1. In human pennate muscle, changes in anatomical cross-sectional area (CSA) or volume caused by training or inactivity may not necessarily reflect the change in physiological CSA, and thereby in maximal contractile force, since a simultaneous change in muscle fibre pennation angle could also occur. 2. Eleven male subjects undertook 14 weeks of(More)
‘Explosive’ muscle strength or contractile rate of force development (RFD) is a term to describe the ability to rapidly develop muscular force, and can be measured as the slope of the torque–time curve obtained during isometric conditions. Previously, conflicting results have been reported regarding the relationship between contractile RFD and various(More)
Despite full voluntary effort, neuromuscular activation of the quadriceps femoris muscle appears inhibited during slow concentric and eccentric contractions. Our aim was to compare neuromuscular activation during maximal voluntary concentric and eccentric quadriceps contractions, hypothesizing that inhibition of neuromuscular activation diminishes with(More)
The aim of the present study was to quantify the amount of antagonist coactivation and the resultant moment of force generated by the hamstring muscles during maximal quadriceps contraction in slow isokinetic knee extension. The net joint moment at the knee joint and electromyographic (EMG) signals of the vastus medialis, vastus lateralis, rectus femoris(More)
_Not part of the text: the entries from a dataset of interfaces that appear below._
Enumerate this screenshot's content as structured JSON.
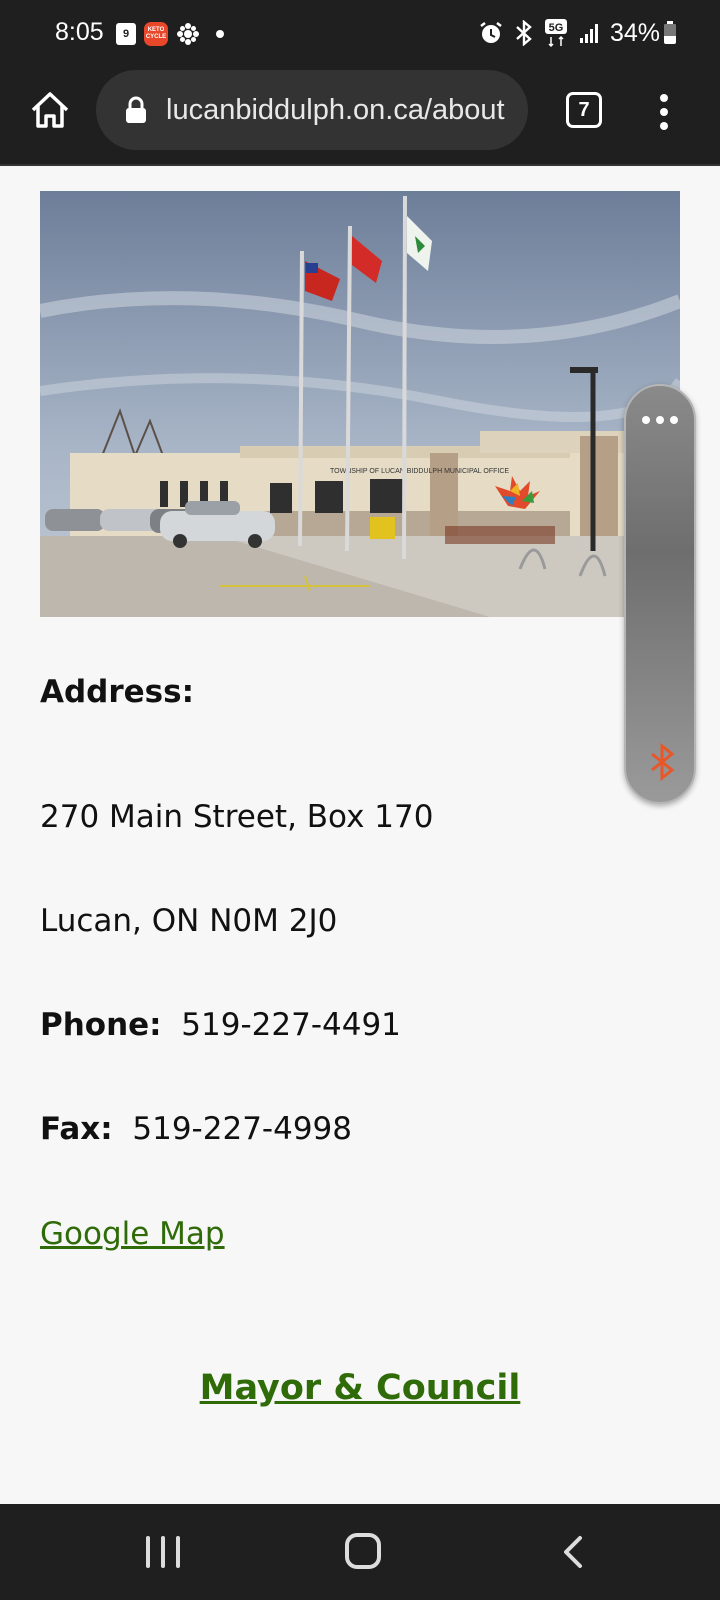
{
  "status_bar": {
    "time": "8:05",
    "calendar_day": "9",
    "app_badge": "KETO CYCLE",
    "battery": "34%",
    "network": "5G"
  },
  "browser": {
    "url": "lucanbiddulph.on.ca/about",
    "tab_count": "7"
  },
  "photo": {
    "sign_text": "TOWNSHIP OF LUCAN BIDDULPH MUNICIPAL OFFICE"
  },
  "contact": {
    "address_label": "Address:",
    "address_line1": "270 Main Street, Box 170",
    "address_line2": "Lucan, ON  N0M 2J0",
    "phone_label": "Phone:",
    "phone_value": "519-227-4491",
    "fax_label": "Fax:",
    "fax_value": "519-227-4998",
    "map_link": "Google Map"
  },
  "links": {
    "mayor_council": "Mayor & Council"
  },
  "colors": {
    "link_green": "#2f6b08",
    "bluetooth_orange": "#e8572a",
    "chrome_dark": "#1f1f1f"
  }
}
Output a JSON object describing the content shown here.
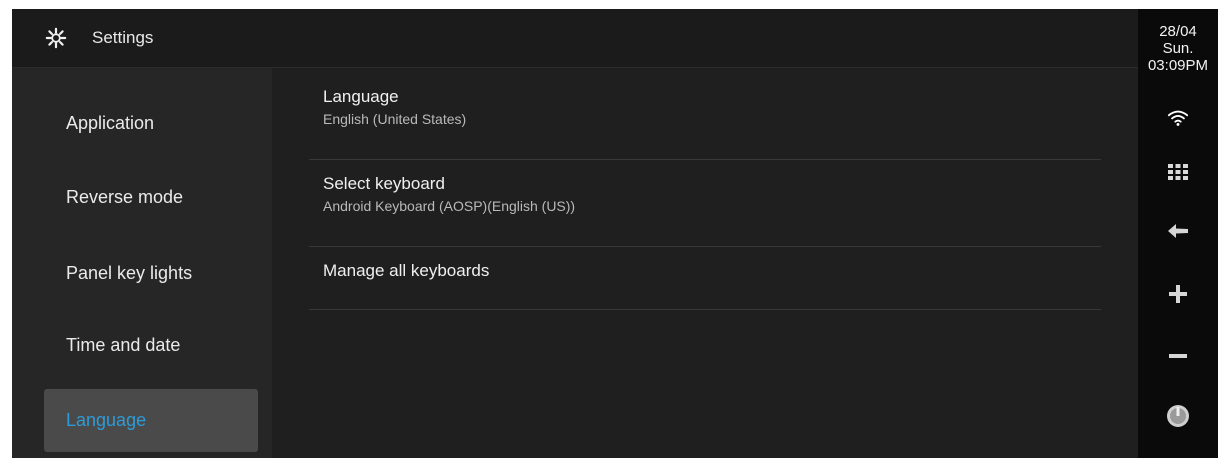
{
  "header": {
    "title": "Settings",
    "icon": "gear-icon"
  },
  "sidebar": {
    "items": [
      {
        "label": "Application",
        "active": false
      },
      {
        "label": "Reverse mode",
        "active": false
      },
      {
        "label": "Panel key lights",
        "active": false
      },
      {
        "label": "Time and date",
        "active": false
      },
      {
        "label": "Language",
        "active": true
      }
    ]
  },
  "content": {
    "rows": [
      {
        "title": "Language",
        "subtitle": "English (United States)"
      },
      {
        "title": "Select keyboard",
        "subtitle": "Android Keyboard (AOSP)(English (US))"
      },
      {
        "title": "Manage all keyboards"
      }
    ]
  },
  "status": {
    "date": "28/04",
    "day": "Sun.",
    "time": "03:09PM"
  },
  "rail": {
    "buttons": [
      "wifi-icon",
      "apps-grid-icon",
      "back-arrow-icon",
      "volume-up-icon",
      "volume-down-icon",
      "power-knob-icon"
    ]
  },
  "colors": {
    "accent": "#2e9bd6",
    "background": "#1f1f1f",
    "sidebar": "#262626",
    "rail": "#0a0a0a"
  }
}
Disruption to proteins within the myofibre after a single bout of unaccustomed eccentric exercise is hypothesized to induce delayed onset of muscle soreness and to be associated with an activation of satellite cells. This has been shown in animal models using electrical stimulation but not in humans using voluntary exercise. Untrained males (n=8, range(More)
Aging is characterized by loss of spinal motor neurons (MNs) due to apoptosis, reduced insulin-like growth factor I signaling, elevated amounts of circulating cytokines, and increased cell oxidative stress. The age-related loss of spinal MNs is paralleled by a reduction in muscle fiber number and size (sarcopenia), resulting in impaired mechanical muscle(More)
The objective of this study is to investigate the potentially opposing influence of qualitative and quantitative muscular adaptations in response to high-intensity resistance training on contractile rate of force development (RFD) in the early (<100 ms) and later phases (>200 ms) of rising muscle force. Fifteen healthy young males participated in a 14-week(More)